Hugh MacLeod says the future of marketing is social objects. I wholeheartedly agree. That’s why I give away stickers regularly, I want someone to be inspired a week, a month, a year after I have met them.
Volleyball is a nerdy sport. I don’t care what you say about it, it’s nerdy, trust me.
I don’t like it, I want to change that.
The Regina Volleyball Club hasn’t been the Volleyball powerhouse that I thought it would be. We’re trying to change that. We (along with three other awesome coaches) are coaching the youngest age group in the boys category possible, we’re trying to get kids involved early. Our theory is if we get them playing and loving Volleyball at a young age, they’ll keep with it, play more and more and grow into talented Volleyball players.
On the road to making things awesome you’re going to have good days and bad days. Just ensure the former out way the later.
Each year for the past four years we’ve coached two teams together, we practice together but go to tournaments as two different teams. My team looked great the first day of provincials, we went undefeated. Then the second day we were upset the first game in the morning, we lost out. It was devastating, I felt terrible.

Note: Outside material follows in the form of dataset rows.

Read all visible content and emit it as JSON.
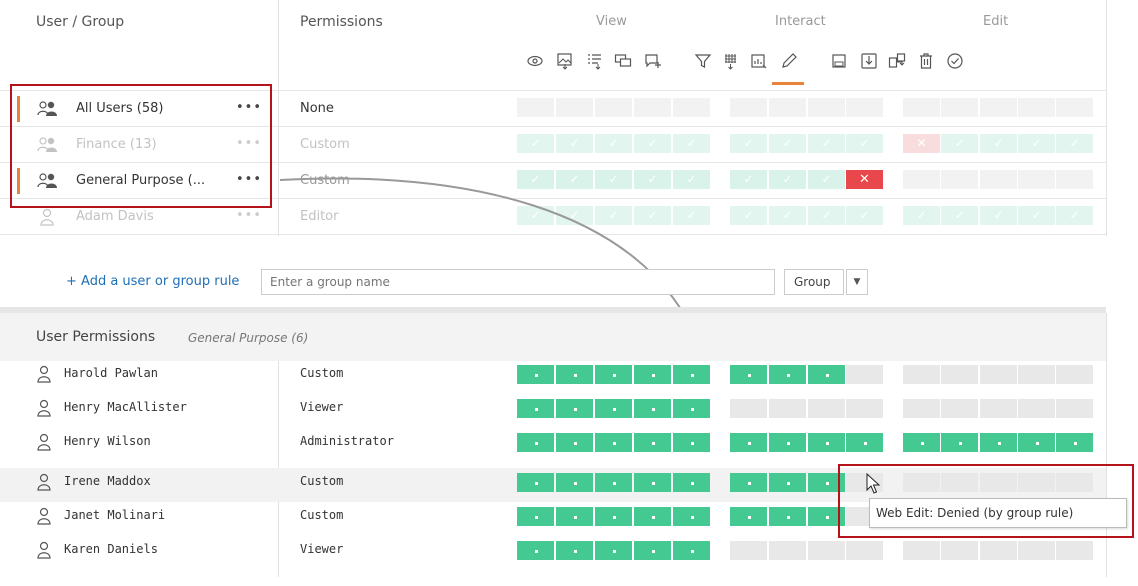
{
  "header": {
    "user_group": "User / Group",
    "permissions": "Permissions",
    "view": "View",
    "interact": "Interact",
    "edit": "Edit"
  },
  "capability_icons": [
    "view-icon",
    "download-image-icon",
    "download-summary-icon",
    "view-comments-icon",
    "add-comment-icon",
    "filter-icon",
    "download-data-icon",
    "share-customized-icon",
    "web-edit-icon",
    "download-workbook-icon",
    "save-icon",
    "move-icon",
    "delete-icon",
    "set-permissions-icon"
  ],
  "group_rules": [
    {
      "name": "All Users (58)",
      "permission": "None"
    },
    {
      "name": "Finance (13)",
      "permission": "Custom"
    },
    {
      "name": "General Purpose (...",
      "permission": "Custom"
    },
    {
      "name": "Adam Davis",
      "permission": "Editor"
    }
  ],
  "add_rule": {
    "link": "+ Add a user or group rule",
    "placeholder": "Enter a group name",
    "type": "Group"
  },
  "user_permissions": {
    "title": "User Permissions",
    "subtitle": "General Purpose (6)",
    "users": [
      {
        "name": "Harold Pawlan",
        "role": "Custom"
      },
      {
        "name": "Henry MacAllister",
        "role": "Viewer"
      },
      {
        "name": "Henry Wilson",
        "role": "Administrator"
      },
      {
        "name": "Irene Maddox",
        "role": "Custom"
      },
      {
        "name": "Janet Molinari",
        "role": "Custom"
      },
      {
        "name": "Karen Daniels",
        "role": "Viewer"
      }
    ]
  },
  "tooltip": "Web Edit: Denied (by group rule)",
  "colors": {
    "allow": "#44c992",
    "deny": "#e8474b",
    "accent": "#e8833a",
    "highlight": "#b5121b",
    "link": "#1f6fb5"
  }
}
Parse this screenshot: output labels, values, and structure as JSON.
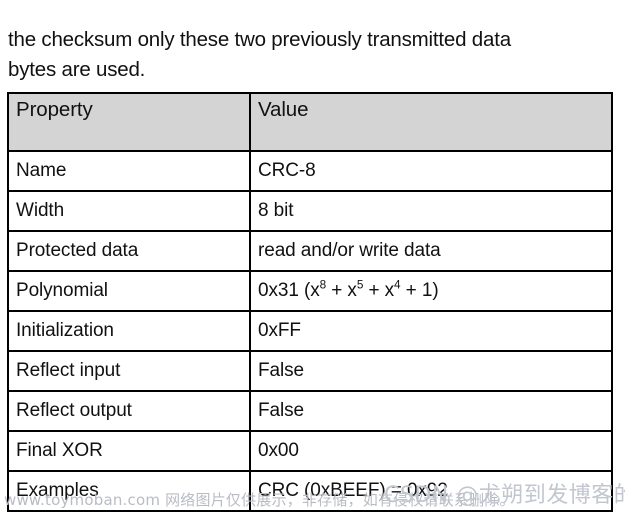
{
  "intro": {
    "paragraph": "the checksum only these two previously transmitted data\nbytes are used."
  },
  "table": {
    "headers": {
      "property": "Property",
      "value": "Value"
    },
    "rows": [
      {
        "property": "Name",
        "value": "CRC-8"
      },
      {
        "property": "Width",
        "value": "8 bit"
      },
      {
        "property": "Protected data",
        "value": "read and/or write data"
      },
      {
        "property": "Polynomial",
        "value": "0x31 (x8 + x5 + x4 + 1)",
        "value_parts": [
          {
            "t": "0x31 (x"
          },
          {
            "t": "8",
            "sup": true
          },
          {
            "t": " + x"
          },
          {
            "t": "5",
            "sup": true
          },
          {
            "t": " + x"
          },
          {
            "t": "4",
            "sup": true
          },
          {
            "t": " + 1)"
          }
        ]
      },
      {
        "property": "Initialization",
        "value": "0xFF"
      },
      {
        "property": "Reflect input",
        "value": "False"
      },
      {
        "property": "Reflect output",
        "value": "False"
      },
      {
        "property": "Final XOR",
        "value": "0x00"
      },
      {
        "property": "Examples",
        "value": "CRC (0xBEEF) = 0x92"
      }
    ]
  },
  "watermarks": {
    "left": "www.toymoban.com 网络图片仅供展示，非存储，如有侵权请联系删除。",
    "right": "CSDN @尤朔到发博客的菜鸟"
  },
  "colors": {
    "header_fill": "#d4d4d4",
    "border": "#000000",
    "text": "#111111",
    "watermark": "#c2c6cf",
    "background": "#ffffff"
  }
}
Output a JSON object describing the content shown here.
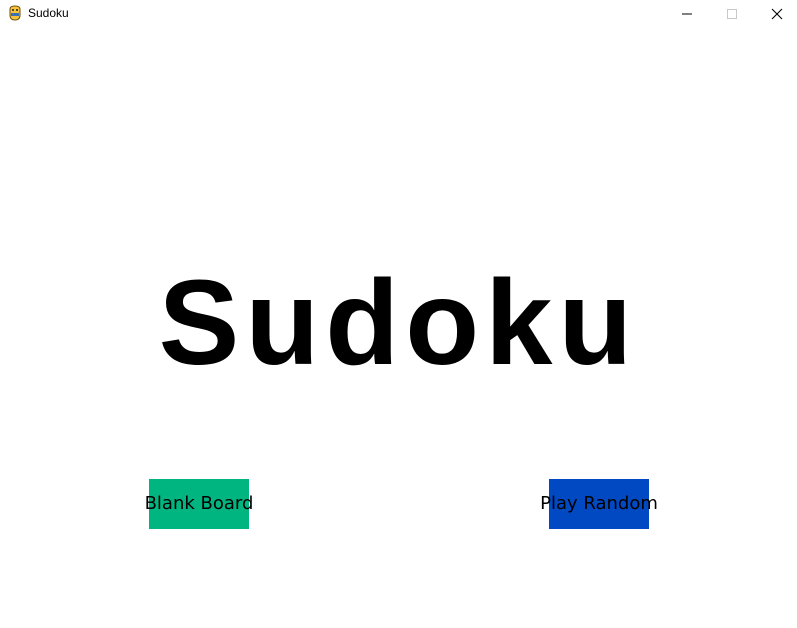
{
  "window": {
    "title": "Sudoku"
  },
  "main": {
    "heading": "Sudoku",
    "buttons": {
      "blank_board": {
        "label": "Blank Board",
        "color": "#00b580"
      },
      "play_random": {
        "label": "Play Random",
        "color": "#0049c2"
      }
    }
  },
  "icons": {
    "app": "pygame-snake-icon",
    "minimize": "minimize-icon",
    "maximize": "maximize-icon",
    "close": "close-icon"
  }
}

But, our sister team, the Goats made a run and won provincials. Pretty awesome for those boys!
You’re always going to have setbacks, it’s how you deal with them that matters.
Moral of the story: on your road to changing the world Volleyball community you’re going to have set backs, don’t let that deter you or make you lose momentum. Use set backs as a sign you’re on to something.